States have been increasingly charging teens as adults in response to public pressure for tougher laws. Now, however, science appears to question the basis for such laws — showing that the teenage brain is still forming in substantial ways.
For an article on these studies, click here
The common law of torts has always recognized that minors cannot be subject to the same standards as adults in terms of negligence. When a defendant is below the age of majority, the courts will apply a standard of a child of like age, maturity, development, and intelligence. This is different from the objective reasonable person standard for adults. Now it appears that the common law may have been right along. In criminal law where intent is so key, the development of the brain is critical to culpability in most crimes. The thoughtlessness and carelessness of the stereotypical teenager may reflect more than just bad behavior. Theses studies now appear consistent on the point.
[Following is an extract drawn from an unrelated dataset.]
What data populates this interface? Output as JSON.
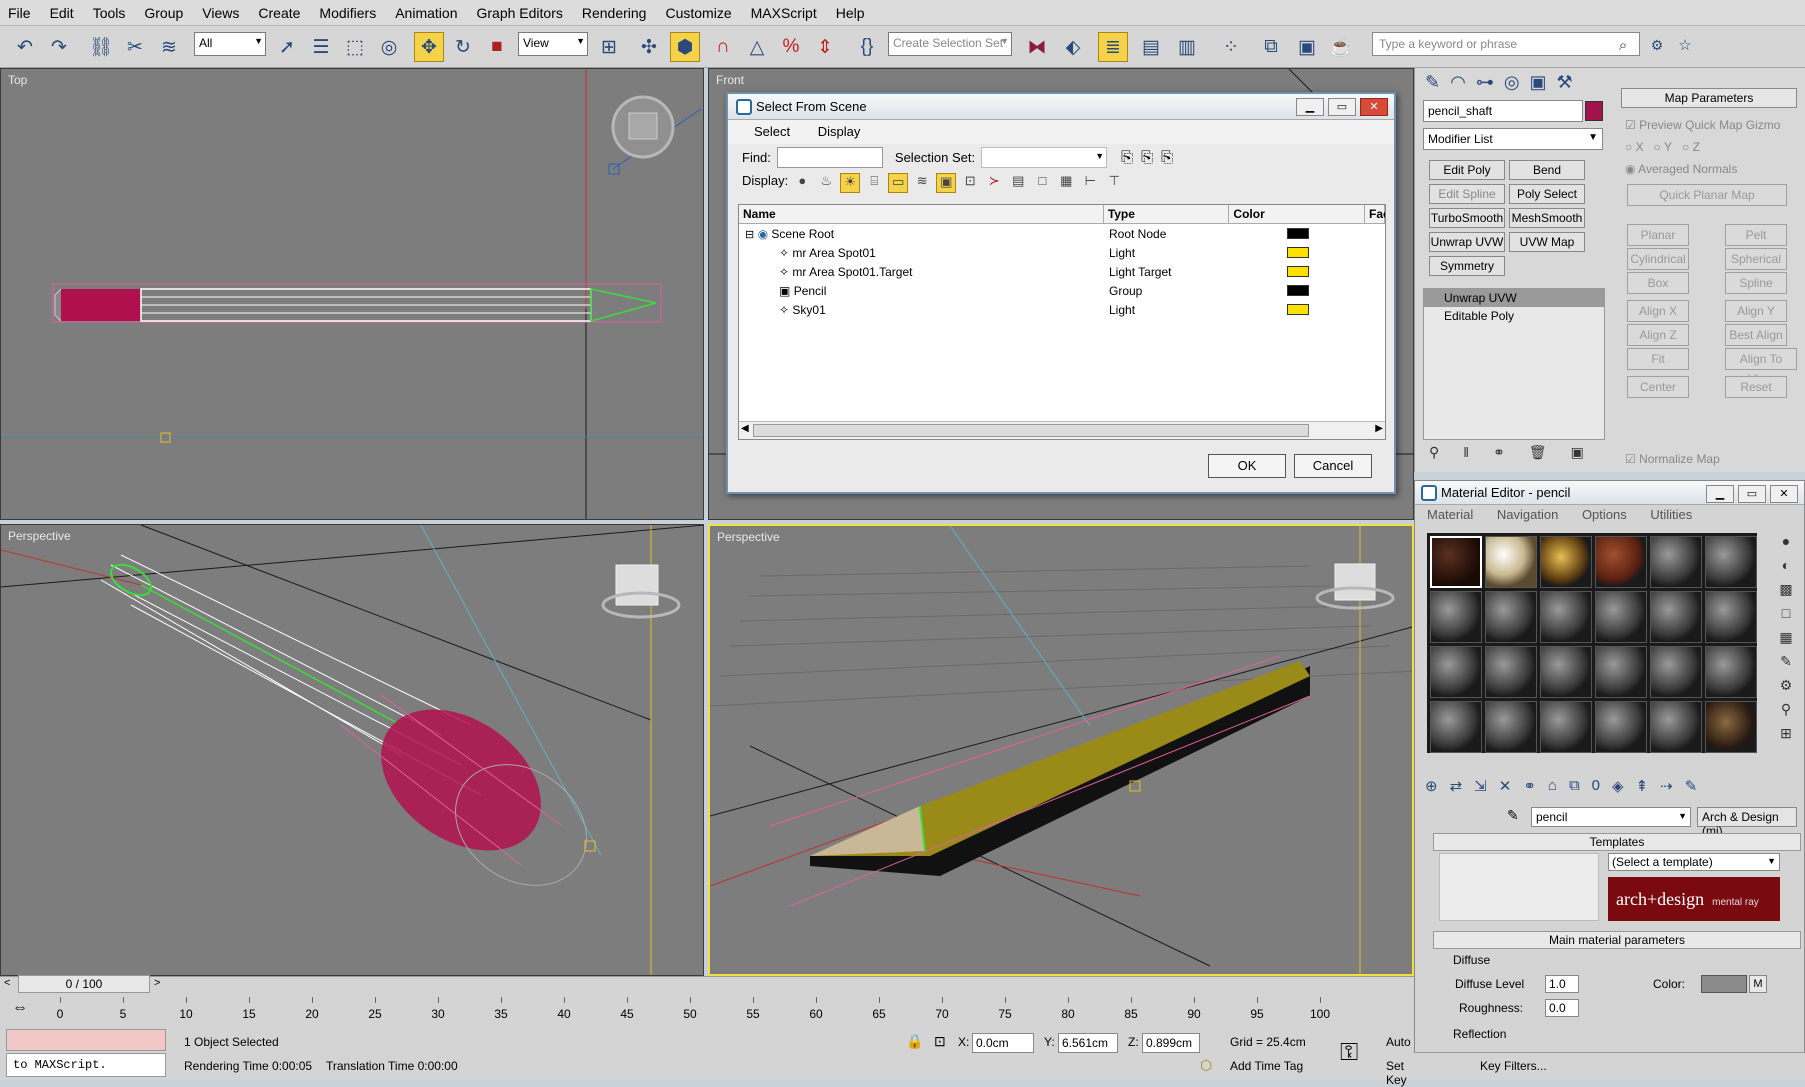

The question is whether we can legitimately ignore such science in meting out punishment.
For the full article on state law changes, click here